Still, I got out of my comfort zone and gave it my all. Every time they held up a new hoop, I made myself jump through it to the best of my ability. I told myself to focus on the process and what I could learn from it. I convinced myself that trying was a win in and of itself, an experience worth having regardless of the outcome.

I'm a worrier by nature, and so even though I'm excited, I'm also a little nervous. Okay, no. Really, really nervous. What if I give notice and then the new job somehow falls through? What if I give notice and the current place lets me go? What if I start the new job and I suck at it? And what about money? The new job pays less than the current one. We'll need to adjust our budget and extend our debt payoff goals. Financially, it's a big shift.

There are no guarantees, but then again, there are never any guarantees in life. So this year I've decided I'm taking some risks, and this is the first one. I'm going to take a chance on myself and see what happens because I think this next career step could be good. Really good.


Popular posts from this blog

So After Five Years, THIS Happened:

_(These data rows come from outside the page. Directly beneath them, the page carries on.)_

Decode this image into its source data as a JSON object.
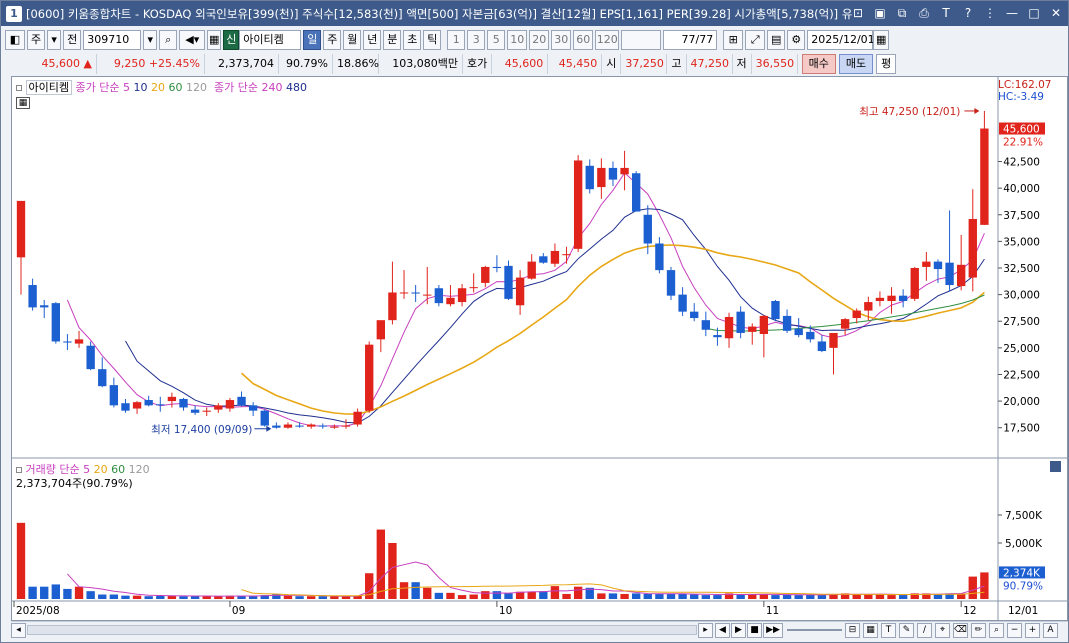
{
  "title": {
    "badge": "1",
    "text": "[0600] 키움종합차트 - KOSDAQ 외국인보유[399(천)] 주식수[12,583(천)] 액면[500] 자본금[63(억)] 결산[12월] EPS[1,161] PER[39.28] 시가총액[5,738(억)] 유"
  },
  "toolbar": {
    "mode_label": "주",
    "prev_label": "전",
    "code": "309710",
    "stock_badge": "신",
    "stock_name": "아이티켐",
    "period_buttons": [
      "일",
      "주",
      "월",
      "년",
      "분",
      "초",
      "틱"
    ],
    "interval_buttons": [
      "1",
      "3",
      "5",
      "10",
      "20",
      "30",
      "60",
      "120"
    ],
    "count": "77",
    "count_total": "/77",
    "date": "2025/12/01"
  },
  "quote": {
    "price": "45,600",
    "arrow": "▲",
    "change": "9,250",
    "change_pct": "+25.45%",
    "volume": "2,373,704",
    "vol_ratio": "90.79%",
    "turnover": "18.86%",
    "amount": "103,080백만",
    "hoga_label": "호가",
    "ask": "45,600",
    "bid": "45,450",
    "open_label": "시",
    "open": "37,250",
    "high_label": "고",
    "high": "47,250",
    "low_label": "저",
    "low": "36,550",
    "buy_label": "매수",
    "sell_label": "매도",
    "avg_label": "평"
  },
  "colors": {
    "up": "#e0241b",
    "down": "#1c5fd1",
    "ma5": "#c83fbf",
    "ma10": "#1f2f8f",
    "ma20": "#e8a714",
    "ma60": "#2f8f3f",
    "ma120": "#9a9a9a"
  },
  "price_panel": {
    "legend_name": "아이티켐",
    "legend_ma_prefix": "종가 단순",
    "legend_ma": [
      "5",
      "10",
      "20",
      "60",
      "120"
    ],
    "legend_ma2_prefix": "종가 단순",
    "legend_ma2": [
      "240",
      "480"
    ],
    "lc_label": "LC:162.07",
    "hc_label": "HC:-3.49",
    "current_tag": "45,600",
    "current_pct": "22.91%",
    "high_annotation": "최고 47,250 (12/01)",
    "low_annotation": "최저 17,400 (09/09)"
  },
  "volume_panel": {
    "legend_prefix": "거래량 단순",
    "legend_ma": [
      "5",
      "20",
      "60",
      "120"
    ],
    "value_label": "2,373,704주(90.79%)",
    "current_tag": "2,374K",
    "current_pct": "90.79%"
  },
  "x_axis": {
    "labels": [
      "2025/08",
      "09",
      "10",
      "11",
      "12",
      "12/01"
    ]
  },
  "chart_data": {
    "type": "candlestick",
    "y_ticks": [
      "42,500",
      "40,000",
      "37,500",
      "35,000",
      "32,500",
      "30,000",
      "27,500",
      "25,000",
      "22,500",
      "20,000",
      "17,500"
    ],
    "y_range": [
      15500,
      49500
    ],
    "vol_ticks": [
      "7,500K",
      "5,000K"
    ],
    "vol_range": [
      0,
      10000
    ],
    "candles": [
      [
        33500,
        38800,
        30000,
        38800,
        6800
      ],
      [
        30900,
        31500,
        28500,
        28800,
        1100
      ],
      [
        29000,
        29500,
        27800,
        28800,
        1100
      ],
      [
        29200,
        29300,
        25400,
        25600,
        1300
      ],
      [
        25600,
        26300,
        24800,
        25500,
        900
      ],
      [
        25400,
        26600,
        25000,
        25800,
        1100
      ],
      [
        25200,
        25600,
        22900,
        23000,
        700
      ],
      [
        23000,
        24100,
        21300,
        21400,
        400
      ],
      [
        21500,
        22200,
        19400,
        19600,
        400
      ],
      [
        19800,
        20200,
        18900,
        19100,
        300
      ],
      [
        19300,
        20000,
        18800,
        19900,
        300
      ],
      [
        20100,
        20500,
        19500,
        19600,
        250
      ],
      [
        19700,
        20400,
        19000,
        19600,
        300
      ],
      [
        20000,
        20800,
        19400,
        20400,
        300
      ],
      [
        20200,
        20300,
        19100,
        19400,
        250
      ],
      [
        19200,
        19600,
        18700,
        18900,
        250
      ],
      [
        19000,
        19400,
        18600,
        19100,
        250
      ],
      [
        19200,
        19800,
        18900,
        19600,
        250
      ],
      [
        19300,
        20300,
        19000,
        20100,
        300
      ],
      [
        20400,
        20900,
        19500,
        19600,
        300
      ],
      [
        19600,
        19900,
        18600,
        19100,
        250
      ],
      [
        19100,
        19200,
        17600,
        17700,
        350
      ],
      [
        17700,
        18000,
        17400,
        17500,
        450
      ],
      [
        17500,
        18000,
        17400,
        17800,
        300
      ],
      [
        17700,
        18000,
        17500,
        17600,
        250
      ],
      [
        17600,
        17900,
        17400,
        17800,
        250
      ],
      [
        17700,
        17900,
        17400,
        17600,
        250
      ],
      [
        17500,
        17800,
        17400,
        17600,
        250
      ],
      [
        17600,
        18300,
        17400,
        17700,
        250
      ],
      [
        17800,
        19300,
        17600,
        19000,
        300
      ],
      [
        19100,
        25600,
        18900,
        25300,
        2300
      ],
      [
        25800,
        27500,
        24600,
        27600,
        6200
      ],
      [
        27600,
        33100,
        27200,
        30200,
        5000
      ],
      [
        30200,
        32300,
        29600,
        30200,
        1500
      ],
      [
        30200,
        30900,
        29300,
        30100,
        1500
      ],
      [
        30000,
        32600,
        29100,
        30000,
        1000
      ],
      [
        30600,
        30900,
        28900,
        29200,
        550
      ],
      [
        29100,
        30900,
        28900,
        29700,
        550
      ],
      [
        29300,
        31000,
        28900,
        30600,
        350
      ],
      [
        30700,
        32000,
        30200,
        30700,
        400
      ],
      [
        31100,
        32700,
        30700,
        32600,
        700
      ],
      [
        32600,
        33700,
        32100,
        32500,
        700
      ],
      [
        32700,
        33200,
        29500,
        29600,
        500
      ],
      [
        29000,
        32300,
        28100,
        31600,
        650
      ],
      [
        31500,
        33800,
        31400,
        33100,
        650
      ],
      [
        33600,
        33900,
        32900,
        33000,
        700
      ],
      [
        32900,
        34800,
        32600,
        34100,
        1150
      ],
      [
        33700,
        34500,
        32900,
        33800,
        450
      ],
      [
        34300,
        43100,
        34000,
        42600,
        1100
      ],
      [
        42100,
        42700,
        39500,
        39900,
        1000
      ],
      [
        40100,
        42800,
        39000,
        41900,
        500
      ],
      [
        41900,
        42500,
        40200,
        40800,
        500
      ],
      [
        41300,
        43500,
        39800,
        41900,
        450
      ],
      [
        41400,
        41600,
        37800,
        37800,
        500
      ],
      [
        37500,
        38400,
        33800,
        34800,
        450
      ],
      [
        34800,
        35400,
        32000,
        32300,
        450
      ],
      [
        32300,
        32600,
        29500,
        29900,
        450
      ],
      [
        30000,
        30700,
        28000,
        28400,
        450
      ],
      [
        28400,
        29200,
        27500,
        27800,
        400
      ],
      [
        27600,
        28400,
        26100,
        26700,
        350
      ],
      [
        26200,
        26900,
        25200,
        26000,
        350
      ],
      [
        25900,
        28300,
        25000,
        27900,
        500
      ],
      [
        28400,
        28900,
        25900,
        26400,
        400
      ],
      [
        26500,
        27300,
        25300,
        27000,
        400
      ],
      [
        26300,
        28100,
        24100,
        28000,
        400
      ],
      [
        29400,
        29500,
        27500,
        27700,
        350
      ],
      [
        28000,
        28600,
        26400,
        26600,
        400
      ],
      [
        26800,
        27800,
        26000,
        26200,
        350
      ],
      [
        26500,
        27100,
        25500,
        25800,
        400
      ],
      [
        25600,
        26200,
        24600,
        24700,
        350
      ],
      [
        25000,
        26300,
        22500,
        26400,
        450
      ],
      [
        26800,
        27800,
        26200,
        27700,
        500
      ],
      [
        27800,
        28700,
        27300,
        28500,
        400
      ],
      [
        28500,
        29800,
        27600,
        29300,
        450
      ],
      [
        29400,
        30300,
        28900,
        29700,
        400
      ],
      [
        29400,
        30700,
        28200,
        29900,
        350
      ],
      [
        29900,
        30500,
        28800,
        29400,
        350
      ],
      [
        29600,
        32600,
        29400,
        32500,
        500
      ],
      [
        32600,
        34000,
        31300,
        33100,
        500
      ],
      [
        33100,
        33300,
        31100,
        32400,
        450
      ],
      [
        33000,
        37900,
        30300,
        30900,
        500
      ],
      [
        30800,
        35600,
        30400,
        32800,
        500
      ],
      [
        31600,
        39900,
        30300,
        37100,
        2000
      ],
      [
        36550,
        47250,
        36550,
        45600,
        2374
      ]
    ]
  },
  "status_bar": {
    "buttons": [
      "◀",
      "▶",
      "■",
      "▶▶"
    ],
    "right_icons": [
      "ruler-icon",
      "grid-icon",
      "text-icon",
      "zoom-icon",
      "minus-icon",
      "plus-icon",
      "font-icon"
    ]
  }
}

Something big happened earlier in October and I wanted to share it here, especially for those who've stuck around since the summer of 2017 when we started this journey : That right there is our student loan balance. Let's take a closer look: And please note that it is now ZEROOOOOOOOOOOOO. (Okay, actually -$1.02, and Mohela says they will be sending us a refund check for that amount. Whatever will we DO with our newfound fortune) That's right. The student loan that has clung to us like an ultra-persistent leech for the past 20 years is gone. What's more, we are finally, FINALLY [[[Drum rolllllllllllll]]] DEBT FREEEEEEEEEEEEEEEEEEEEE. Here's a graph of our debt payoff in the context of big life events such as medical emergencies, job changes (including my Big Quit back in April 2019 ), and a global pandemic. The x-axis represents month/year (with June and December shown). The y-axis represents total debt in thousands of dollars: Five years, people! FIVE! That's a

June Wasn't A Good Month.

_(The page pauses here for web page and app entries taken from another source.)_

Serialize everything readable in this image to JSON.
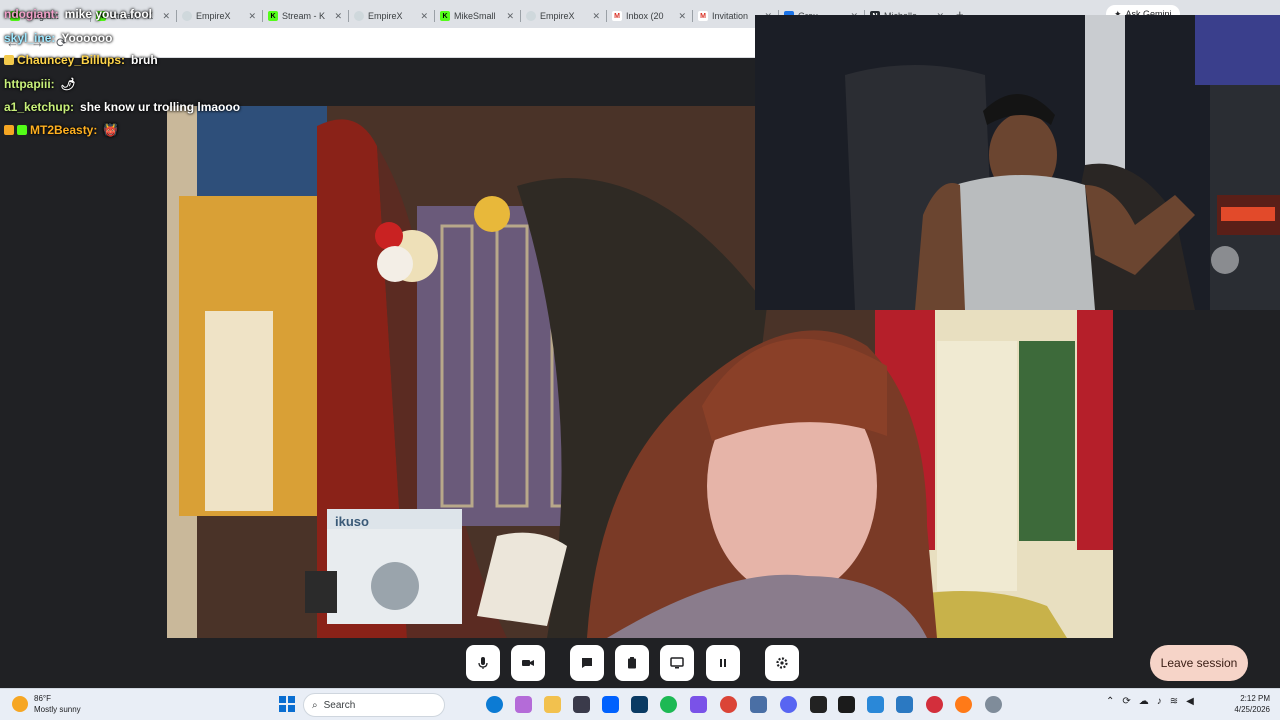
{
  "browser": {
    "tabs": [
      {
        "label": "ndogiant",
        "favicon": "kick-icon"
      },
      {
        "label": "Stream - K",
        "favicon": "kick-icon"
      },
      {
        "label": "EmpireX",
        "favicon": "edge-icon"
      },
      {
        "label": "Stream - K",
        "favicon": "kick-icon"
      },
      {
        "label": "EmpireX",
        "favicon": "edge-icon"
      },
      {
        "label": "MikeSmall",
        "favicon": "kick-icon"
      },
      {
        "label": "EmpireX",
        "favicon": "edge-icon"
      },
      {
        "label": "Inbox (20",
        "favicon": "gmail-icon"
      },
      {
        "label": "Invitation",
        "favicon": "gmail-icon"
      },
      {
        "label": "Grou",
        "favicon": "meet-icon"
      },
      {
        "label": "Michelle",
        "favicon": "notion-icon"
      }
    ],
    "new_tab_label": "+",
    "ask_gemini_label": "Ask Gemini"
  },
  "chat": [
    {
      "user": "ndogiant:",
      "message": "mike you a fool",
      "user_color": "#f0a0c8",
      "top": 0
    },
    {
      "user": "skyl_ine:",
      "message": "Yoooooo",
      "user_color": "#9fe8ff",
      "top": 0
    },
    {
      "user": "Chauncey_Billups:",
      "message": "bruh",
      "user_color": "#ffd54a",
      "top": 0
    },
    {
      "user": "httpapiii:",
      "message": "",
      "user_color": "#c8f07a",
      "top": 0
    },
    {
      "user": "a1_ketchup:",
      "message": "she know ur trolling lmaooo",
      "user_color": "#c8f07a",
      "top": 0
    },
    {
      "user": "MT2Beasty:",
      "message": "",
      "user_color": "#ffb020",
      "top": 0
    }
  ],
  "session": {
    "leave_label": "Leave session",
    "controls": [
      "mic-icon",
      "camera-icon",
      "chat-icon",
      "clipboard-icon",
      "present-icon",
      "pause-icon",
      "settings-icon"
    ]
  },
  "video": {
    "box_brand": "ikuso"
  },
  "taskbar": {
    "weather_temp": "86°F",
    "weather_desc": "Mostly sunny",
    "search_label": "Search",
    "time": "2:12 PM",
    "date": "4/25/2026"
  }
}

The mountain vacation I'd been planning and looking forward to for months and months was a total bust. The hotel -- which has received rave reviews in the past -- turned out to be a dump with paper-thin walls, a broken mirror, holes in the ceiling, and dead bugs in random places. The forest was closed due to fire restrictions, so we couldn't hike; even if it had been open, it rained the entire time.  We came home three days early. The hotel refunded $250 of the $1400 we paid when we reserved our suite. I'm still coming to terms with the fact that we threw >$1K down the drain. I went to see my doctor, whom I have known for more than five years, about irregular bleeding that was freaking me out. She spoke with me for 30 seconds and then dumped me on her trainee, a dude who looked to be approximately 25 years old. He asked me some questions about my period and then ordered some blood tests; this would have been okay (albeit better as a telehealth visit) except that neither

Work: Caring Less Until They Let Me Care More

I've been at my current company for more than 1.5 years. It's a record for me. In the past, I've lasted a year on average before calling it quits for one reason or another (documented extensively in my posts tagged as "work"). My current job isn't exactly a passion of mine. I took it because it was the only thing I could get at the end of 2020, when the job market was still in pretty rough shape thanks to the pandemic. It's dull. Most of the time I feel like Helly in the show  Severance  as she slouches at her computer and drops numbers into bins for eight hours a day for reasons unbeknownst to anyone but the powers that be.  I made it through my first year at my company as an underpaid customer service rep mostly because I had a supportive boss and collaborative teammates. Last December, after a frustrating negotiation in which it was made clear to me that I am a mere cog in the giant company wheel, I was promoted to a new (but still tedious) role with a